(Interface dataset entries)
========================================================================
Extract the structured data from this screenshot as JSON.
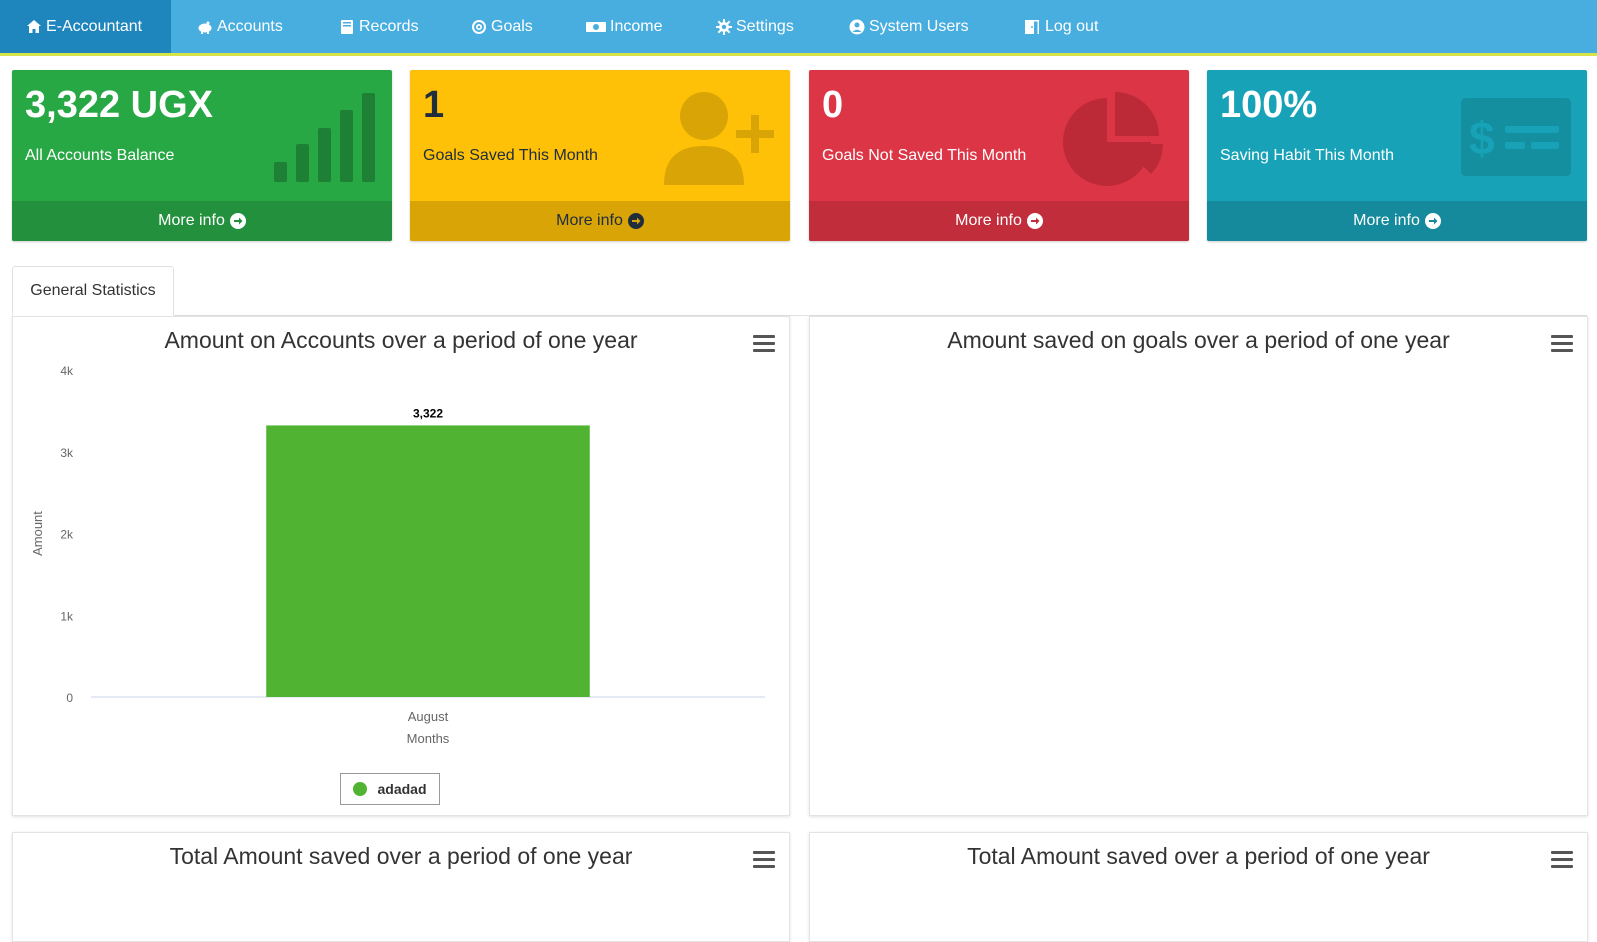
{
  "nav": {
    "brand": "E-Accountant",
    "items": [
      {
        "label": "Accounts",
        "icon": "piggy-bank-icon"
      },
      {
        "label": "Records",
        "icon": "book-icon"
      },
      {
        "label": "Goals",
        "icon": "target-icon"
      },
      {
        "label": "Income",
        "icon": "money-bill-icon"
      },
      {
        "label": "Settings",
        "icon": "gear-icon"
      },
      {
        "label": "System Users",
        "icon": "user-circle-icon"
      },
      {
        "label": "Log out",
        "icon": "door-open-icon"
      }
    ]
  },
  "stats": [
    {
      "value": "3,322 UGX",
      "label": "All Accounts Balance",
      "footer": "More info",
      "color": "#28a745",
      "icon": "signal-bars-icon"
    },
    {
      "value": "1",
      "label": "Goals Saved This Month",
      "footer": "More info",
      "color": "#ffc107",
      "icon": "user-plus-icon"
    },
    {
      "value": "0",
      "label": "Goals Not Saved This Month",
      "footer": "More info",
      "color": "#dc3545",
      "icon": "pie-chart-icon"
    },
    {
      "value": "100%",
      "label": "Saving Habit This Month",
      "footer": "More info",
      "color": "#17a2b8",
      "icon": "money-check-icon"
    }
  ],
  "tab": {
    "label": "General Statistics"
  },
  "panels": [
    {
      "title": "Amount on Accounts over a period of one year"
    },
    {
      "title": "Amount saved on goals over a period of one year"
    },
    {
      "title": "Total Amount saved over a period of one year"
    },
    {
      "title": "Total Amount saved over a period of one year"
    }
  ],
  "chart_data": {
    "type": "bar",
    "title": "Amount on Accounts over a period of one year",
    "xlabel": "Months",
    "ylabel": "Amount",
    "categories": [
      "August"
    ],
    "series": [
      {
        "name": "adadad",
        "values": [
          3322
        ],
        "color": "#50b432"
      }
    ],
    "data_labels": [
      "3,322"
    ],
    "yticks": [
      "0",
      "1k",
      "2k",
      "3k",
      "4k"
    ],
    "ylim": [
      0,
      4000
    ],
    "legend": "bottom-center"
  }
}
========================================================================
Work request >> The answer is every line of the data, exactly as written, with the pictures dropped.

Response to this exercise >>
Extract the structured data from this screenshot as JSON.
{
  "nav": {
    "brand": "E-Accountant",
    "items": [
      {
        "label": "Accounts",
        "icon": "piggy-bank-icon"
      },
      {
        "label": "Records",
        "icon": "book-icon"
      },
      {
        "label": "Goals",
        "icon": "target-icon"
      },
      {
        "label": "Income",
        "icon": "money-bill-icon"
      },
      {
        "label": "Settings",
        "icon": "gear-icon"
      },
      {
        "label": "System Users",
        "icon": "user-circle-icon"
      },
      {
        "label": "Log out",
        "icon": "door-open-icon"
      }
    ]
  },
  "stats": [
    {
      "value": "3,322 UGX",
      "label": "All Accounts Balance",
      "footer": "More info",
      "color": "#28a745",
      "icon": "signal-bars-icon"
    },
    {
      "value": "1",
      "label": "Goals Saved This Month",
      "footer": "More info",
      "color": "#ffc107",
      "icon": "user-plus-icon"
    },
    {
      "value": "0",
      "label": "Goals Not Saved This Month",
      "footer": "More info",
      "color": "#dc3545",
      "icon": "pie-chart-icon"
    },
    {
      "value": "100%",
      "label": "Saving Habit This Month",
      "footer": "More info",
      "color": "#17a2b8",
      "icon": "money-check-icon"
    }
  ],
  "tab": {
    "label": "General Statistics"
  },
  "panels": [
    {
      "title": "Amount on Accounts over a period of one year"
    },
    {
      "title": "Amount saved on goals over a period of one year"
    },
    {
      "title": "Total Amount saved over a period of one year"
    },
    {
      "title": "Total Amount saved over a period of one year"
    }
  ],
  "chart_data": {
    "type": "bar",
    "title": "Amount on Accounts over a period of one year",
    "xlabel": "Months",
    "ylabel": "Amount",
    "categories": [
      "August"
    ],
    "series": [
      {
        "name": "adadad",
        "values": [
          3322
        ],
        "color": "#50b432"
      }
    ],
    "data_labels": [
      "3,322"
    ],
    "yticks": [
      "0",
      "1k",
      "2k",
      "3k",
      "4k"
    ],
    "ylim": [
      0,
      4000
    ],
    "legend": "bottom-center"
  }
}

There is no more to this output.